The final film in this set, "The Case of the Bloody Iris" is available exclusively in "The Giallo Collection", which is a shame, as its a good movie, and certainly much better than the Aldo Lado films. After two women are murdered in a high-rise builing, the building's architect Andrea (George Hilton), has two young models Jennifer (Edwige Fenech, who is the 70's answer to Catherine Zeta-Jones) and Marilyn (Paola Quattrini) move in the apartment that was previously occupied by one of the slain women. (It's not clear exactly why this happens. Apparently, Andrea was looking for models to help advertise the building...or something like that.) As Jennifer settles in to her new abode, she finds herself being stalked by a former boyfriend (who had forced her to join an orgy cult) and a masked killer. When the killer takes more victims, the police begin to suspect Andrea, as he has access to the building. Surrounded by death, Jennifer fears for her life, and realizes that she doesn't know who to trust.

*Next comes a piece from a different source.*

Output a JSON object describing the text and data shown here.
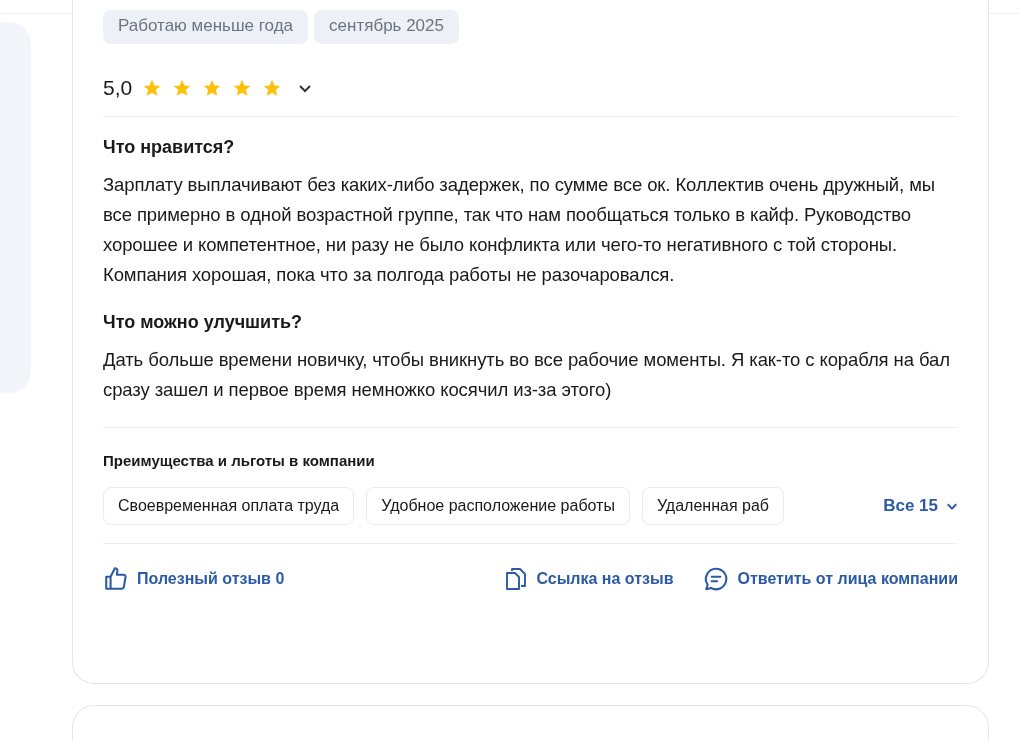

Also known by the absurd title "What are Those Strange Drops of Blood Doing on Jennifer's Body?" (Now that's a movie I want to see!), "The Case of the Bloody Iris" is hindered only by its muddled storyline. Otherwise, it's a competent thriller which offers enough violence and sex (this film is chock full o' nudity) to satisfy the most ardent giallo fan. The film is never boring, and as an added bonus, the ending is incredibly politically incorrect, and would never fly in today's conservative climate.
"The Case of the Bloody Iris" has been letterboxed at 2.35:1 for this DVD release. The image is sharp and clear for the most part, but there is some noticable grain at times. At the 13:47 mark, the transfer shows some significant damage from the source materials, but this goes away within seconds. Also, there is one scenere where there are a few frames missing. The colors are good, which helps to show off the garrish costumes in the film. With the Dolby Digital Mono soundtrack, we get clean dialogue, with no distortion. The DVD offers an alterate take for one of the murders, but it is only slightly different from the scene in the finished film. In addition, the DVD features the trailer and a filmography for director Anthony Ascott (AKA Giuliano Carnimeo).
Anchor Bay must be applauded for brining these obscure films to DVD. However, this set will only appeal to hardcore giallo fans, due to the price and the very nature of the movies. Casual giallo viewers who may have seen well-known films such as "Deep Red", "Tenebre", or "Blood and Black Lace" will most-likely be disappointed by the movies in this collection.